Public Release: 5-Dec-2016
When permafrost melts, what happens to all that stored carbon?
Study shows massive release during past warming spike
The Earth Institute at Columbia University
The Arctic's frozen ground contains large stores of organic carbon that have been locked in the permafrost for thousands of years. As global temperatures rise, that permafrost is starting to melt, raising concerns about the impact on the climate as organic carbon becomes exposed.

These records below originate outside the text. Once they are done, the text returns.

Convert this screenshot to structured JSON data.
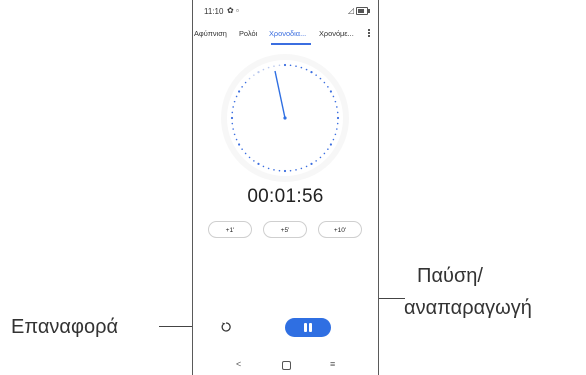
{
  "status_bar": {
    "time": "11:10",
    "settings_glyph": "✿",
    "image_glyph": "▫",
    "signal_glyph": "◿",
    "battery_level": 0.7
  },
  "tabs": [
    {
      "label": "Αφύπνιση",
      "active": false
    },
    {
      "label": "Ρολόι",
      "active": false
    },
    {
      "label": "Χρονοδια...",
      "active": true
    },
    {
      "label": "Χρονόμε...",
      "active": false
    }
  ],
  "colors": {
    "accent": "#2f6fe2",
    "dial_dots": "#3b6ee0"
  },
  "stopwatch": {
    "time": "00:01:56",
    "lap_buttons": [
      "+1'",
      "+5'",
      "+10'"
    ]
  },
  "controls": {
    "reset_icon": "reset-icon",
    "pause_icon": "pause-icon"
  },
  "nav": {
    "back": "<",
    "home": "home-icon",
    "recents": "≡"
  },
  "callouts": {
    "reset_label": "Επαναφορά",
    "pause_line1": "Παύση/",
    "pause_line2": "αναπαραγωγή"
  }
}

A new study is shedding light on what that could mean for the future by providing the first direct physical evidence of a massive release of carbon from permafrost during a warming spike at the end of the last glacial period.
The study, published this week in the journal Nature Communications, documents how Siberian soil once locked in permafrost was carried into the Arctic Ocean during that period at a rate about seven times higher than today.
"We know the Arctic today is under threat because of growing climate warming, but we don't know to what extent permafrost will respond to this warming. The Arctic carbon reservoir locked in the Siberian permafrost has the potential to lead to massive emissions of the greenhouse gases carbon dioxide and methane to the atmosphere," said study co-author Francesco Muschitiello, a post-doctoral research fellow at Columbia University's Lamont-Doherty Earth Observatory.
The new study looks at a parallel process, estimating the change in the amount of carbon released from permafrost by examining the amount of organic carbon that was washed from destabilized permafrost into the Lena River and out toward the Arctic Ocean. When permafrost starts to melt, its top "active layer" deepens and the soil loosens, allowing water to flow through it more easily, releasing greenhouse gases to the atmosphere and washing away stored carbon.
"The results indicate severe deepening of the active-layer permafrost in the watershed and release of previously frozen-lock soil carbon, which also implies enhanced microbial respiration of CO2 with important implications for carbon-climate feedback during climate warming," said lead author Tommaso Tesi, a researcher at the Italian National Research Council. Oceans also release CO2 from organic carbon.